Choose only the file called frmSquares.cs in the above folder to import it into your project, then edit Program.cs to make this the default form.
The aim of this exercise is to make the following work:
When you click on the button, your code should create a list containing the first 10 squares, then display the items in this list in the listbox.
Help follows for how to do this on the next page!
To get this code to work, start by creating a list.
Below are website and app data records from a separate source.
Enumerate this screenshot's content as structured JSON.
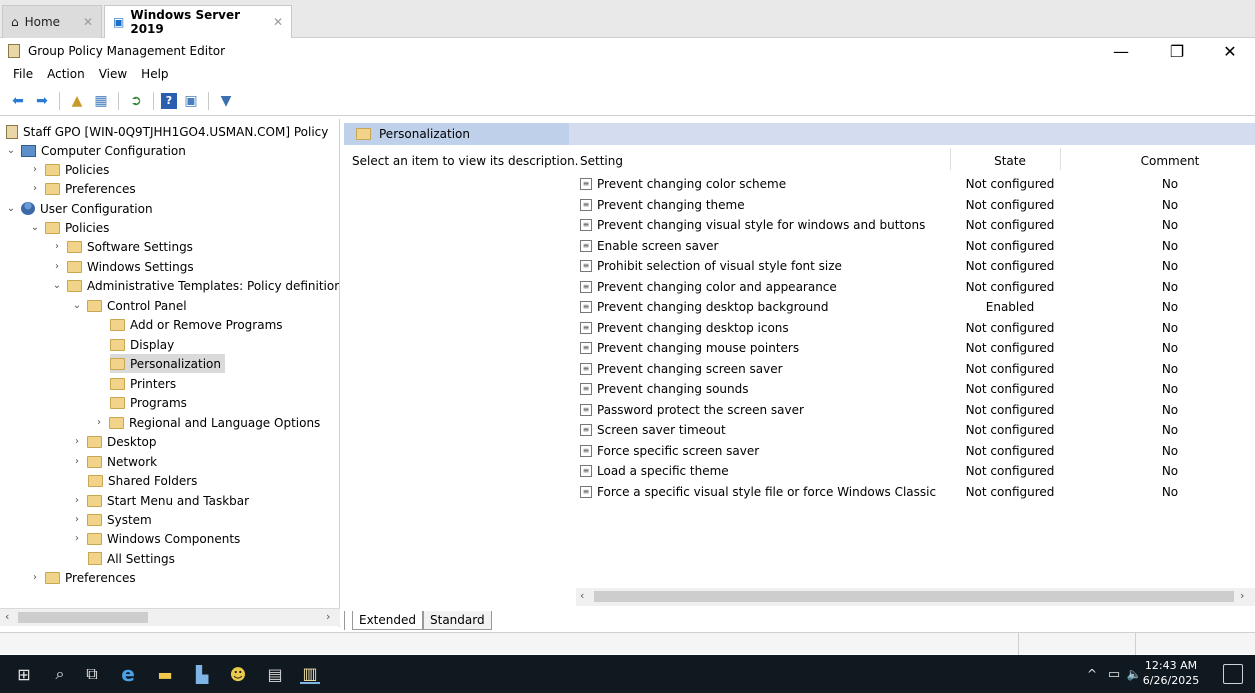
{
  "vm_tabs": [
    {
      "label": "Home"
    },
    {
      "label": "Windows Server 2019"
    }
  ],
  "app": {
    "title": "Group Policy Management Editor"
  },
  "menu": [
    "File",
    "Action",
    "View",
    "Help"
  ],
  "tree": {
    "root": "Staff GPO [WIN-0Q9TJHH1GO4.USMAN.COM] Policy",
    "computer_config": "Computer Configuration",
    "cc_policies": "Policies",
    "cc_preferences": "Preferences",
    "user_config": "User Configuration",
    "uc_policies": "Policies",
    "software_settings": "Software Settings",
    "windows_settings": "Windows Settings",
    "admin_templates": "Administrative Templates: Policy definition",
    "control_panel": "Control Panel",
    "add_remove": "Add or Remove Programs",
    "display": "Display",
    "personalization": "Personalization",
    "printers": "Printers",
    "programs": "Programs",
    "regional": "Regional and Language Options",
    "desktop": "Desktop",
    "network": "Network",
    "shared_folders": "Shared Folders",
    "start_menu": "Start Menu and Taskbar",
    "system": "System",
    "windows_components": "Windows Components",
    "all_settings": "All Settings",
    "uc_preferences": "Preferences"
  },
  "panel": {
    "header": "Personalization",
    "description": "Select an item to view its description.",
    "columns": {
      "setting": "Setting",
      "state": "State",
      "comment": "Comment"
    },
    "rows": [
      {
        "setting": "Prevent changing color scheme",
        "state": "Not configured",
        "comment": "No"
      },
      {
        "setting": "Prevent changing theme",
        "state": "Not configured",
        "comment": "No"
      },
      {
        "setting": "Prevent changing visual style for windows and buttons",
        "state": "Not configured",
        "comment": "No"
      },
      {
        "setting": "Enable screen saver",
        "state": "Not configured",
        "comment": "No"
      },
      {
        "setting": "Prohibit selection of visual style font size",
        "state": "Not configured",
        "comment": "No"
      },
      {
        "setting": "Prevent changing color and appearance",
        "state": "Not configured",
        "comment": "No"
      },
      {
        "setting": "Prevent changing desktop background",
        "state": "Enabled",
        "comment": "No"
      },
      {
        "setting": "Prevent changing desktop icons",
        "state": "Not configured",
        "comment": "No"
      },
      {
        "setting": "Prevent changing mouse pointers",
        "state": "Not configured",
        "comment": "No"
      },
      {
        "setting": "Prevent changing screen saver",
        "state": "Not configured",
        "comment": "No"
      },
      {
        "setting": "Prevent changing sounds",
        "state": "Not configured",
        "comment": "No"
      },
      {
        "setting": "Password protect the screen saver",
        "state": "Not configured",
        "comment": "No"
      },
      {
        "setting": "Screen saver timeout",
        "state": "Not configured",
        "comment": "No"
      },
      {
        "setting": "Force specific screen saver",
        "state": "Not configured",
        "comment": "No"
      },
      {
        "setting": "Load a specific theme",
        "state": "Not configured",
        "comment": "No"
      },
      {
        "setting": "Force a specific visual style file or force Windows Classic",
        "state": "Not configured",
        "comment": "No"
      }
    ]
  },
  "bottom_tabs": [
    "Extended",
    "Standard"
  ],
  "clock": {
    "time": "12:43 AM",
    "date": "6/26/2025"
  }
}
Since the syntax is so hard to remember, here's a help:
How to create a list in C#.
As this shows, lists don't have to contain just bits of text: they can contain numbers, dates or anything else for that matter.
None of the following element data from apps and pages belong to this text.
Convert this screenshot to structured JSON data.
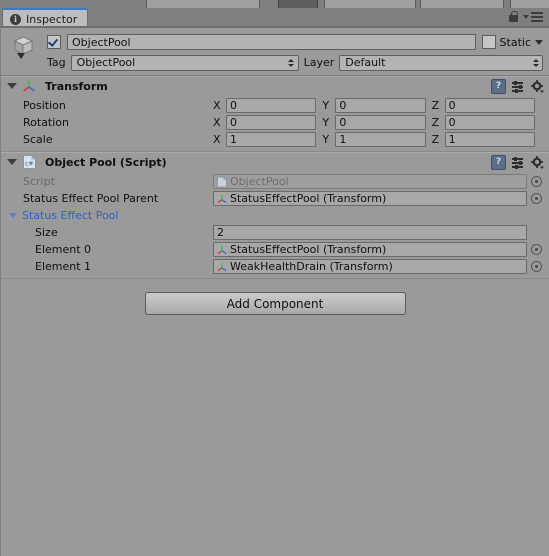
{
  "window": {
    "tab_label": "Inspector",
    "tab_icon": "info-icon",
    "lock_icon": "lock-icon",
    "menu_icon": "hamburger-menu-icon"
  },
  "object_header": {
    "icon": "gameobject-cube-icon",
    "enabled": true,
    "name": "ObjectPool",
    "static_label": "Static",
    "static_checked": false,
    "tag_label": "Tag",
    "tag_value": "ObjectPool",
    "layer_label": "Layer",
    "layer_value": "Default"
  },
  "components": [
    {
      "title": "Transform",
      "icon": "transform-axis-icon",
      "expanded": true,
      "header_icons": [
        "help-icon",
        "preset-icon",
        "gear-icon"
      ],
      "help_glyph": "?",
      "rows": [
        {
          "label": "Position",
          "axes": [
            "X",
            "Y",
            "Z"
          ],
          "values": [
            "0",
            "0",
            "0"
          ]
        },
        {
          "label": "Rotation",
          "axes": [
            "X",
            "Y",
            "Z"
          ],
          "values": [
            "0",
            "0",
            "0"
          ]
        },
        {
          "label": "Scale",
          "axes": [
            "X",
            "Y",
            "Z"
          ],
          "values": [
            "1",
            "1",
            "1"
          ]
        }
      ]
    },
    {
      "title": "Object Pool (Script)",
      "icon": "csharp-script-icon",
      "expanded": true,
      "header_icons": [
        "help-icon",
        "preset-icon",
        "gear-icon"
      ],
      "help_glyph": "?",
      "script_row": {
        "label": "Script",
        "value": "ObjectPool",
        "icon": "csharp-script-icon",
        "disabled": true
      },
      "object_row": {
        "label": "Status Effect Pool Parent",
        "value": "StatusEffectPool (Transform)",
        "icon": "transform-axis-icon"
      },
      "array": {
        "label": "Status Effect Pool",
        "expanded": true,
        "size_label": "Size",
        "size_value": "2",
        "elements": [
          {
            "label": "Element 0",
            "value": "StatusEffectPool (Transform)",
            "icon": "transform-axis-icon"
          },
          {
            "label": "Element 1",
            "value": "WeakHealthDrain (Transform)",
            "icon": "transform-axis-icon"
          }
        ]
      }
    }
  ],
  "footer": {
    "add_component_label": "Add Component"
  },
  "colors": {
    "panel_bg": "#9a9a9a",
    "chrome_bg": "#7f7f7f",
    "tab_bg": "#bdbdbd",
    "tab_accent": "#3a79c8",
    "field_bg": "#a8a8a8",
    "array_label": "#2f5fd0"
  }
}
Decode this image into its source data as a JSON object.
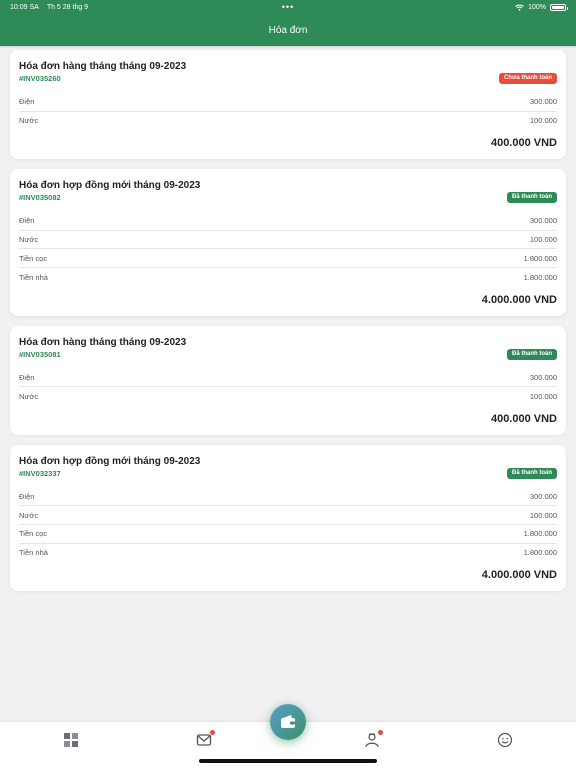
{
  "status_bar": {
    "time": "10:09 SA",
    "date": "Th 5 28 thg 9",
    "dots": "•••",
    "battery": "100%",
    "wifi_icon": "wifi-icon",
    "battery_icon": "battery-icon"
  },
  "header": {
    "title": "Hóa đơn"
  },
  "invoices": [
    {
      "title": "Hóa đơn hàng tháng tháng 09-2023",
      "id": "#INV035260",
      "status": "Chưa thanh toán",
      "status_type": "unpaid",
      "items": [
        {
          "label": "Điện",
          "value": "300.000"
        },
        {
          "label": "Nước",
          "value": "100.000"
        }
      ],
      "total": "400.000 VND"
    },
    {
      "title": "Hóa đơn hợp đồng mới tháng 09-2023",
      "id": "#INV035082",
      "status": "Đã thanh toán",
      "status_type": "paid",
      "items": [
        {
          "label": "Điện",
          "value": "300.000"
        },
        {
          "label": "Nước",
          "value": "100.000"
        },
        {
          "label": "Tiền cọc",
          "value": "1.800.000"
        },
        {
          "label": "Tiền nhà",
          "value": "1.800.000"
        }
      ],
      "total": "4.000.000 VND"
    },
    {
      "title": "Hóa đơn hàng tháng tháng 09-2023",
      "id": "#INV035081",
      "status": "Đã thanh toán",
      "status_type": "paid",
      "items": [
        {
          "label": "Điện",
          "value": "300.000"
        },
        {
          "label": "Nước",
          "value": "100.000"
        }
      ],
      "total": "400.000 VND"
    },
    {
      "title": "Hóa đơn hợp đồng mới tháng 09-2023",
      "id": "#INV032337",
      "status": "Đã thanh toán",
      "status_type": "paid",
      "items": [
        {
          "label": "Điện",
          "value": "300.000"
        },
        {
          "label": "Nước",
          "value": "100.000"
        },
        {
          "label": "Tiền cọc",
          "value": "1.800.000"
        },
        {
          "label": "Tiền nhà",
          "value": "1.800.000"
        }
      ],
      "total": "4.000.000 VND"
    }
  ],
  "tab_bar": {
    "tabs": [
      {
        "icon": "dashboard-icon",
        "badge": false
      },
      {
        "icon": "messages-icon",
        "badge": true
      },
      {
        "icon": "wallet-icon",
        "badge": false,
        "center": true
      },
      {
        "icon": "profile-icon",
        "badge": true
      },
      {
        "icon": "smiley-icon",
        "badge": false
      }
    ]
  },
  "colors": {
    "primary": "#2e8b57",
    "unpaid": "#e74c3c",
    "paid": "#2e8b57",
    "background": "#f1f1f3"
  }
}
Now create a loop which goes from 1 to 10, adding the square of the number to the list for each iteration round the loop.
Finally, set the listbox's data source to be the list that you've created:
// show this list of squares
lstSquares.DataSource = squares;
That's it for this exercise!